In the 1880s, coffee leaf rust decimated many of the trees on the island, and producers responded by substituting arabica lots with liberica and then robusta ones. Liberica and robusta coffees are both more resistant to leaf rust, but their traits aren’t nearly as desirable as arabica’s. Thus, the coffees produced by these trees are usually used in lower-quality, commercial-grade coffees, not in specialty-grade coffees.
Five plantations, however, still grow coffea arabica and have decent processing facilities. These plantations produce good coffee that meets the standards of specialty-grade coffee. The higher-quality coffees that come from these plantations are often used in two distinctive ways:
They’re blended with coffees from Mocha, Yemen to create Mocha-Java blends.
Some plantations age their coffees for up to three years, which is known as “monsooning” it. This creates a less acidic and mellow coffee. It mimics the flavor profile of coffees that Europeans would have enjoyed in the 1600 and 1700s, when transporting coffee by ship from Java to Europe could take years.
Java has never been a popular name for coffee, although it’s consistently been used and most coffee drinkers are familiar with the term. The name has, however, left an interesting legacy in the computer programming world:

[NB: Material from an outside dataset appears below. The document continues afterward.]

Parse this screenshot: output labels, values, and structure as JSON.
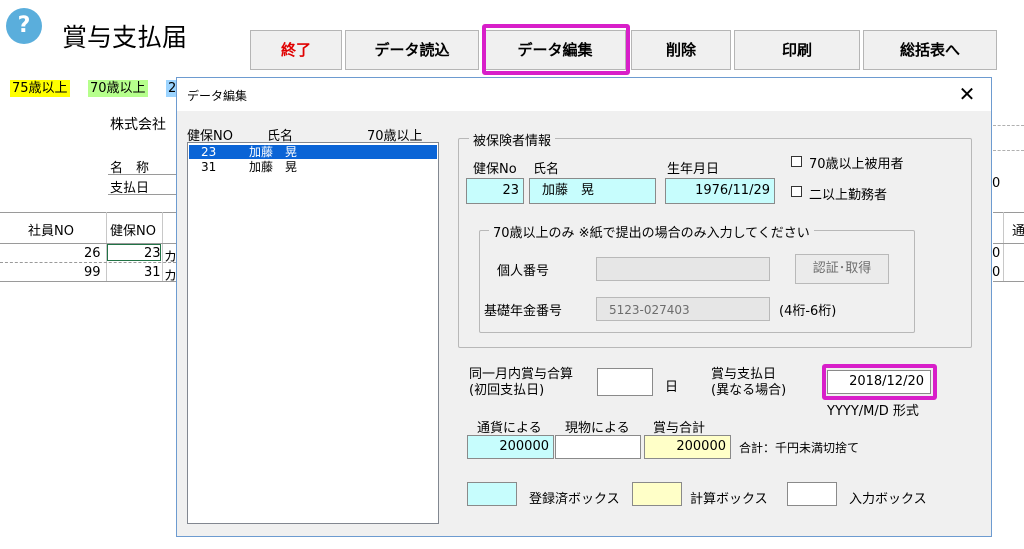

Java may not be the most common name for coffee, but it stands alone as the only name that has inspired a computer programming language.